■ **Aim of the exercise**:
Top to bottom, give the entries again exactly as written.

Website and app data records
* * * * * * * * *

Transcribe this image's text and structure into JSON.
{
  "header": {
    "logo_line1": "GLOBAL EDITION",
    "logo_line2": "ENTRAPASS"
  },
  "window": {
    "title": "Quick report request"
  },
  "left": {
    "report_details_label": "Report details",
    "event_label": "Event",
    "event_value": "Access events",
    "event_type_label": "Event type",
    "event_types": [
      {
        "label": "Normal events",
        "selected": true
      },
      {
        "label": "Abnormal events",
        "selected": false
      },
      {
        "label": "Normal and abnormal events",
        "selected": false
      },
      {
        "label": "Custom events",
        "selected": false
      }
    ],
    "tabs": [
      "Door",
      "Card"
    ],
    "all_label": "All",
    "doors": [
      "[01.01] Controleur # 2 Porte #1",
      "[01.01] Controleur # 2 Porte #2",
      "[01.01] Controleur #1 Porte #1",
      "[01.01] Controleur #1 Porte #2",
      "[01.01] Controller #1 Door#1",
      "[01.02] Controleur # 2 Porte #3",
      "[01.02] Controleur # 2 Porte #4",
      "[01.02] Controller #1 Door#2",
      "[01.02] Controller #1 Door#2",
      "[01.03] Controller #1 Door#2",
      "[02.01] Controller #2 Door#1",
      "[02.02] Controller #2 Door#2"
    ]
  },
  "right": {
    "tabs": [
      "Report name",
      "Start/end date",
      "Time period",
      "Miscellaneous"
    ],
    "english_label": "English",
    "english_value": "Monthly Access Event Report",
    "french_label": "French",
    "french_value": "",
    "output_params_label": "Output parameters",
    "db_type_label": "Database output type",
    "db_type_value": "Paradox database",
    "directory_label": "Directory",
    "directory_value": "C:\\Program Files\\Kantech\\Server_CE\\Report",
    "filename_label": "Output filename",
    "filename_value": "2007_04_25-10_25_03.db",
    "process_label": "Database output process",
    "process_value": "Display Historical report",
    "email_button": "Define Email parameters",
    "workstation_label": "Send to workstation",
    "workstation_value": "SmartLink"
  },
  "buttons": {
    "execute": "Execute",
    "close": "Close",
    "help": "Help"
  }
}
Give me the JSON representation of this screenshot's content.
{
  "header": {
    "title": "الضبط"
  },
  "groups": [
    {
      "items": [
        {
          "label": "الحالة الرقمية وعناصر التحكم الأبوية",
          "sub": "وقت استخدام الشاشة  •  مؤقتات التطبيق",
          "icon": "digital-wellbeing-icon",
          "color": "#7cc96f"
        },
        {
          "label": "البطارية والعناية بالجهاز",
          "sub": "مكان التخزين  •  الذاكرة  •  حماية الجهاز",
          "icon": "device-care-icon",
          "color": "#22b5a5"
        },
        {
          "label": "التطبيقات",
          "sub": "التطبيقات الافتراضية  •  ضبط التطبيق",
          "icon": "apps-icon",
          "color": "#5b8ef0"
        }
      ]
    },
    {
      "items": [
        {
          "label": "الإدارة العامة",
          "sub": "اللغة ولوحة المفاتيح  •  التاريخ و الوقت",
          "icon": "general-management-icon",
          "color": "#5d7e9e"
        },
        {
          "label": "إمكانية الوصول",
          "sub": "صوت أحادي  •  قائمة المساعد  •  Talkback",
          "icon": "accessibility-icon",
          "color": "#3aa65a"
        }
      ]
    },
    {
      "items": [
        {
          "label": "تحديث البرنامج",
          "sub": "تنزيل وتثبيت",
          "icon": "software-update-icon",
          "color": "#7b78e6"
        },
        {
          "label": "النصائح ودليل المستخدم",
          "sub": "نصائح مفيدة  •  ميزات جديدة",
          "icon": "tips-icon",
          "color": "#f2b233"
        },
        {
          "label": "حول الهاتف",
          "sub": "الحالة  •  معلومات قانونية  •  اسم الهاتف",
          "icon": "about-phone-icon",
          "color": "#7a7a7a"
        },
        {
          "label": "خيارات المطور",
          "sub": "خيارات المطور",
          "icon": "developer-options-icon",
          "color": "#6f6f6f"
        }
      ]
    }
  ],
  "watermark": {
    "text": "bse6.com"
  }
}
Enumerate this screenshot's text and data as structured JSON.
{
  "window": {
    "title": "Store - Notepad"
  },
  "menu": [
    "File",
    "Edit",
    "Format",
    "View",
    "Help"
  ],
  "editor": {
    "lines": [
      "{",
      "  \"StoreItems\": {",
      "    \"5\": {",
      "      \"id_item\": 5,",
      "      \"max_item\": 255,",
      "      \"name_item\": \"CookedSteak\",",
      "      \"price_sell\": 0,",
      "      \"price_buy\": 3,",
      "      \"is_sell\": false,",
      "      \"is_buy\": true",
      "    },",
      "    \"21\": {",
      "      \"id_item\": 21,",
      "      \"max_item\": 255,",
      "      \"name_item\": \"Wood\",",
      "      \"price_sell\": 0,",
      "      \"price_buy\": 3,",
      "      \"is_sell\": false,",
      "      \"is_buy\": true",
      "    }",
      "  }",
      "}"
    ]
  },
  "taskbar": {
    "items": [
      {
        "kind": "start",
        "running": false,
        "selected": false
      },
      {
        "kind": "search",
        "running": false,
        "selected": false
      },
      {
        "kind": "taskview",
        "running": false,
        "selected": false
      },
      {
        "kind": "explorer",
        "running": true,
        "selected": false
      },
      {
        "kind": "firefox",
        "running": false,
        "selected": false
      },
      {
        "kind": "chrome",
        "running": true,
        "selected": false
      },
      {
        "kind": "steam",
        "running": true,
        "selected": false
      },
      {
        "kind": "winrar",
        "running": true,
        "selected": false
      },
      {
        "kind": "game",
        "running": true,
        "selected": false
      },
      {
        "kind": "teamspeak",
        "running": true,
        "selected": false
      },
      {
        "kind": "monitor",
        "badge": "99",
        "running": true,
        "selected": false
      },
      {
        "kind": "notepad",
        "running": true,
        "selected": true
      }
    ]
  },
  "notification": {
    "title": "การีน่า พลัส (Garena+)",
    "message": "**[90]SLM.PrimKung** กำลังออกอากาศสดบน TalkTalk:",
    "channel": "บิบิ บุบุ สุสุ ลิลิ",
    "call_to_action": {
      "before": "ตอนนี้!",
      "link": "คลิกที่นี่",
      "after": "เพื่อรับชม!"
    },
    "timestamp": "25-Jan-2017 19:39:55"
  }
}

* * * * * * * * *

■ **Worked solution**:
Transcribe this image's text and structure into JSON.
{
  "header": {
    "logo_line1": "GLOBAL EDITION",
    "logo_line2": "ENTRAPASS"
  },
  "window": {
    "title": "Quick report request"
  },
  "left": {
    "report_details_label": "Report details",
    "event_label": "Event",
    "event_value": "Access events",
    "event_type_label": "Event type",
    "event_types": [
      {
        "label": "Normal events",
        "selected": true
      },
      {
        "label": "Abnormal events",
        "selected": false
      },
      {
        "label": "Normal and abnormal events",
        "selected": false
      },
      {
        "label": "Custom events",
        "selected": false
      }
    ],
    "tabs": [
      "Door",
      "Card"
    ],
    "all_label": "All",
    "doors": [
      "[01.01] Controleur # 2 Porte #1",
      "[01.01] Controleur # 2 Porte #2",
      "[01.01] Controleur #1 Porte #1",
      "[01.01] Controleur #1 Porte #2",
      "[01.01] Controller #1 Door#1",
      "[01.02] Controleur # 2 Porte #3",
      "[01.02] Controleur # 2 Porte #4",
      "[01.02] Controller #1 Door#2",
      "[01.02] Controller #1 Door#2",
      "[01.03] Controller #1 Door#2",
      "[02.01] Controller #2 Door#1",
      "[02.02] Controller #2 Door#2"
    ]
  },
  "right": {
    "tabs": [
      "Report name",
      "Start/end date",
      "Time period",
      "Miscellaneous"
    ],
    "english_label": "English",
    "english_value": "Monthly Access Event Report",
    "french_label": "French",
    "french_value": "",
    "output_params_label": "Output parameters",
    "db_type_label": "Database output type",
    "db_type_value": "Paradox database",
    "directory_label": "Directory",
    "directory_value": "C:\\Program Files\\Kantech\\Server_CE\\Report",
    "filename_label": "Output filename",
    "filename_value": "2007_04_25-10_25_03.db",
    "process_label": "Database output process",
    "process_value": "Display Historical report",
    "email_button": "Define Email parameters",
    "workstation_label": "Send to workstation",
    "workstation_value": "SmartLink"
  },
  "buttons": {
    "execute": "Execute",
    "close": "Close",
    "help": "Help"
  }
}
Give me the JSON representation of this screenshot's content.
{
  "header": {
    "title": "الضبط"
  },
  "groups": [
    {
      "items": [
        {
          "label": "الحالة الرقمية وعناصر التحكم الأبوية",
          "sub": "وقت استخدام الشاشة  •  مؤقتات التطبيق",
          "icon": "digital-wellbeing-icon",
          "color": "#7cc96f"
        },
        {
          "label": "البطارية والعناية بالجهاز",
          "sub": "مكان التخزين  •  الذاكرة  •  حماية الجهاز",
          "icon": "device-care-icon",
          "color": "#22b5a5"
        },
        {
          "label": "التطبيقات",
          "sub": "التطبيقات الافتراضية  •  ضبط التطبيق",
          "icon": "apps-icon",
          "color": "#5b8ef0"
        }
      ]
    },
    {
      "items": [
        {
          "label": "الإدارة العامة",
          "sub": "اللغة ولوحة المفاتيح  •  التاريخ و الوقت",
          "icon": "general-management-icon",
          "color": "#5d7e9e"
        },
        {
          "label": "إمكانية الوصول",
          "sub": "صوت أحادي  •  قائمة المساعد  •  Talkback",
          "icon": "accessibility-icon",
          "color": "#3aa65a"
        }
      ]
    },
    {
      "items": [
        {
          "label": "تحديث البرنامج",
          "sub": "تنزيل وتثبيت",
          "icon": "software-update-icon",
          "color": "#7b78e6"
        },
        {
          "label": "النصائح ودليل المستخدم",
          "sub": "نصائح مفيدة  •  ميزات جديدة",
          "icon": "tips-icon",
          "color": "#f2b233"
        },
        {
          "label": "حول الهاتف",
          "sub": "الحالة  •  معلومات قانونية  •  اسم الهاتف",
          "icon": "about-phone-icon",
          "color": "#7a7a7a"
        },
        {
          "label": "خيارات المطور",
          "sub": "خيارات المطور",
          "icon": "developer-options-icon",
          "color": "#6f6f6f"
        }
      ]
    }
  ],
  "watermark": {
    "text": "bse6.com"
  }
}
Enumerate this screenshot's text and data as structured JSON.
{
  "window": {
    "title": "Store - Notepad"
  },
  "menu": [
    "File",
    "Edit",
    "Format",
    "View",
    "Help"
  ],
  "editor": {
    "lines": [
      "{",
      "  \"StoreItems\": {",
      "    \"5\": {",
      "      \"id_item\": 5,",
      "      \"max_item\": 255,",
      "      \"name_item\": \"CookedSteak\",",
      "      \"price_sell\": 0,",
      "      \"price_buy\": 3,",
      "      \"is_sell\": false,",
      "      \"is_buy\": true",
      "    },",
      "    \"21\": {",
      "      \"id_item\": 21,",
      "      \"max_item\": 255,",
      "      \"name_item\": \"Wood\",",
      "      \"price_sell\": 0,",
      "      \"price_buy\": 3,",
      "      \"is_sell\": false,",
      "      \"is_buy\": true",
      "    }",
      "  }",
      "}"
    ]
  },
  "taskbar": {
    "items": [
      {
        "kind": "start",
        "running": false,
        "selected": false
      },
      {
        "kind": "search",
        "running": false,
        "selected": false
      },
      {
        "kind": "taskview",
        "running": false,
        "selected": false
      },
      {
        "kind": "explorer",
        "running": true,
        "selected": false
      },
      {
        "kind": "firefox",
        "running": false,
        "selected": false
      },
      {
        "kind": "chrome",
        "running": true,
        "selected": false
      },
      {
        "kind": "steam",
        "running": true,
        "selected": false
      },
      {
        "kind": "winrar",
        "running": true,
        "selected": false
      },
      {
        "kind": "game",
        "running": true,
        "selected": false
      },
      {
        "kind": "teamspeak",
        "running": true,
        "selected": false
      },
      {
        "kind": "monitor",
        "badge": "99",
        "running": true,
        "selected": false
      },
      {
        "kind": "notepad",
        "running": true,
        "selected": true
      }
    ]
  },
  "notification": {
    "title": "การีน่า พลัส (Garena+)",
    "message": "**[90]SLM.PrimKung** กำลังออกอากาศสดบน TalkTalk:",
    "channel": "บิบิ บุบุ สุสุ ลิลิ",
    "call_to_action": {
      "before": "ตอนนี้!",
      "link": "คลิกที่นี่",
      "after": "เพื่อรับชม!"
    },
    "timestamp": "25-Jan-2017 19:39:55"
  }
}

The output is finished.